Think of the 5,000 ticketholders from around the country who sell the event out months before June each year. And then there are the wine companies who budget big bucks to pour their brands in the tents and transport armies of sales reps to Aspen for what has been, for many, their biggest week of the year. All will stay home this year.

Consider the seminar presenters like Master Sommelier Bobby Stuckey, who would be coming to the Classic for his 25th straight summer, a streak he holds dear. Or Mark Oldman, who has sabered his way into the hearts of attendees with his ever-expanding “Wines for Millionaires/Billionaires/Gazillionaires” seminars.

The closest many get to an annual trip to the Iberian Peninsula is a tasting tour through the Foods & Wines from Spain tent, which allows attendees an unrivaled opportunity to indulge in the offerings of one of the most significant wine nations on the planet. And we can’t forget the staff of Food & Wine magazine. “The Food & Wine Classic is a major part of the DNA of our brand,” Lewis told our Andrew Travers in a past preview story. They too will be disappointed to not be making the trek to the mountains.

But it is the effects on the local community that are most egregious. The Classic is a rite of summer. It is like the kickoff for the new season. When the crowds arrive for the Classic, we know “summer is on.” It is both an emotional and economic reality that the Classic is a harbinger. But not this year.

Rather than hosting free-spending tourists, and expense account-carrying wine companies holding extravagant parties where the best — and most expensive — wines from a restaurant’s given list are purchased in bulk, local establishments will be challenged to fill what tables they have available in the reopening phases of the pandemic era. To have the Classic, the single biggest economic event for restaurants of the summer, be canceled after the two-plus-month closures of the spring adds insult to economic injury. Restaurant owners, bartenders, sommeliers and wait staff will all feel the effects of not hosting the Classic crowds, who generally drink hardy, tip well and bring good energy.
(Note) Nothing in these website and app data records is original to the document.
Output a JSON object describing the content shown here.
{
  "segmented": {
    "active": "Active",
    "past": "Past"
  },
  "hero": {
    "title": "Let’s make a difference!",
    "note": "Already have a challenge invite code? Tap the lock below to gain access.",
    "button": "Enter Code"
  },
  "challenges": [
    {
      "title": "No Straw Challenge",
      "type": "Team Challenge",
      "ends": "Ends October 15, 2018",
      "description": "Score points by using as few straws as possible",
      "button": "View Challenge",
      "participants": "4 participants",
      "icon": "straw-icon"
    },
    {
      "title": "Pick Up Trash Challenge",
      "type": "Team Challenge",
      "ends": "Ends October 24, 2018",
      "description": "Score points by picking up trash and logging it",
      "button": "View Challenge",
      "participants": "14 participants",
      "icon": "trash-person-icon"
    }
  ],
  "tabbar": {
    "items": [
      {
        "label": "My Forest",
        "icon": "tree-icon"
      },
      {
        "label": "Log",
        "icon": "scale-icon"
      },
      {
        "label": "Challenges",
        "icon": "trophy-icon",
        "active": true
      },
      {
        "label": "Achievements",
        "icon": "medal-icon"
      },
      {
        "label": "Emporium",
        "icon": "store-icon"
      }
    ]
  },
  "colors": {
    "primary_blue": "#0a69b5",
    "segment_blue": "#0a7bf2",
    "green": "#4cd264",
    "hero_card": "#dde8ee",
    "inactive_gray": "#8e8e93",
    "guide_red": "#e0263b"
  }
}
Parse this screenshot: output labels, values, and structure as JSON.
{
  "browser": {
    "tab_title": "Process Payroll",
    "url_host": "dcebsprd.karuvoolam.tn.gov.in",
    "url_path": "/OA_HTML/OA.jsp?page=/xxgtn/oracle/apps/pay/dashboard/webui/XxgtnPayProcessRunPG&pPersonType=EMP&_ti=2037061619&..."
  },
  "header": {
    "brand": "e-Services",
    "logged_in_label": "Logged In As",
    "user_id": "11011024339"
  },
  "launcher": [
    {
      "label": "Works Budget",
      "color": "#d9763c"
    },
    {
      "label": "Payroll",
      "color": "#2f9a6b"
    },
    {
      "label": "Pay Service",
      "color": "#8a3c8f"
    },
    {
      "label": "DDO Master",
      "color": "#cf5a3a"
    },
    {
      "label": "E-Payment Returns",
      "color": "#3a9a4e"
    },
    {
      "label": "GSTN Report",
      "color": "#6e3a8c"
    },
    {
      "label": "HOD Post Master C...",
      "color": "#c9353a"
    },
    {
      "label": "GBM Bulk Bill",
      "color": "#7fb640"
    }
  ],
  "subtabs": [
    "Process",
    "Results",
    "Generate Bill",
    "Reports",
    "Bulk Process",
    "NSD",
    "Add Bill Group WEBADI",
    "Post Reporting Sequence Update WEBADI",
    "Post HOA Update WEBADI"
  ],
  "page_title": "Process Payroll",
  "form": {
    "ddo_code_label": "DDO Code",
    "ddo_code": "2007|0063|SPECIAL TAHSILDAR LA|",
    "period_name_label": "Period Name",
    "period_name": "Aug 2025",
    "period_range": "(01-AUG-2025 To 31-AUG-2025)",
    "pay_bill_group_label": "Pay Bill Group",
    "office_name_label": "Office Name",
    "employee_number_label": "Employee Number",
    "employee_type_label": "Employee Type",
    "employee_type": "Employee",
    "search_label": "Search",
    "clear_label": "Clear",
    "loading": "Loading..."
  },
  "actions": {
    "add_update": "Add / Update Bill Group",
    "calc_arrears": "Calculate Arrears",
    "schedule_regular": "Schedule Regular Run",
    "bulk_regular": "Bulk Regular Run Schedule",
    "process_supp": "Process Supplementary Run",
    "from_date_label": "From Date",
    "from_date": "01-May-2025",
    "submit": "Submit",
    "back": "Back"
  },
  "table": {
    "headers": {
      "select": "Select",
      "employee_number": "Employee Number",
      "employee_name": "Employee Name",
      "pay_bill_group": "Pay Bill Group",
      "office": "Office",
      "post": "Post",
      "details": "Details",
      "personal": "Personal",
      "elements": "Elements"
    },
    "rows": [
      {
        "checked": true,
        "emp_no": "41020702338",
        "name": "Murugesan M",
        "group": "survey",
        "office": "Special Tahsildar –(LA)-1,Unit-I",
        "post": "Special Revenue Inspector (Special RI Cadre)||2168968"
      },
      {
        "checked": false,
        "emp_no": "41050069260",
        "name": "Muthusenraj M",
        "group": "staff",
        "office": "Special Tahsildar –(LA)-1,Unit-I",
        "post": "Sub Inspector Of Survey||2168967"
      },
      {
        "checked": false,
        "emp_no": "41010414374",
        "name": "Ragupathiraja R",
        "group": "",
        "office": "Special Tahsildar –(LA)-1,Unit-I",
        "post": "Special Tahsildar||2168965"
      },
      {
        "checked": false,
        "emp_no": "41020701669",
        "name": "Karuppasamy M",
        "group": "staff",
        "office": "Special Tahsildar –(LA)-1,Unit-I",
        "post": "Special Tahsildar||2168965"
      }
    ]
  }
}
As the Classic is in the DNA of Food & Wine Magazine, it is also a part of this town’s identity. While it will no doubt be painful to have it pass, let’s all consider this to simply be a gap year. Let’s accept that the right decision was made for 2020 and look forward to 2021.

We will party once again.


Support Local Journalism

Support Local Journalism

Readers around Aspen and Snowmass Village make the Aspen Times’ work possible. Your financial contribution supports our efforts to deliver quality, locally relevant journalism.

Now more than ever, your support is critical to help us keep our community informed about the evolving coronavirus pandemic and the impact it is having locally. Every contribution, however large or small, will make a difference.

Each donation will be used exclusively for the development and creation of increased news coverage.

For tax deductible donations, click here.
 


Start a dialogue, stay on topic and be civil.
If you don't follow the rules, your comment may be deleted.

User Legend: iconModerator iconTrusted User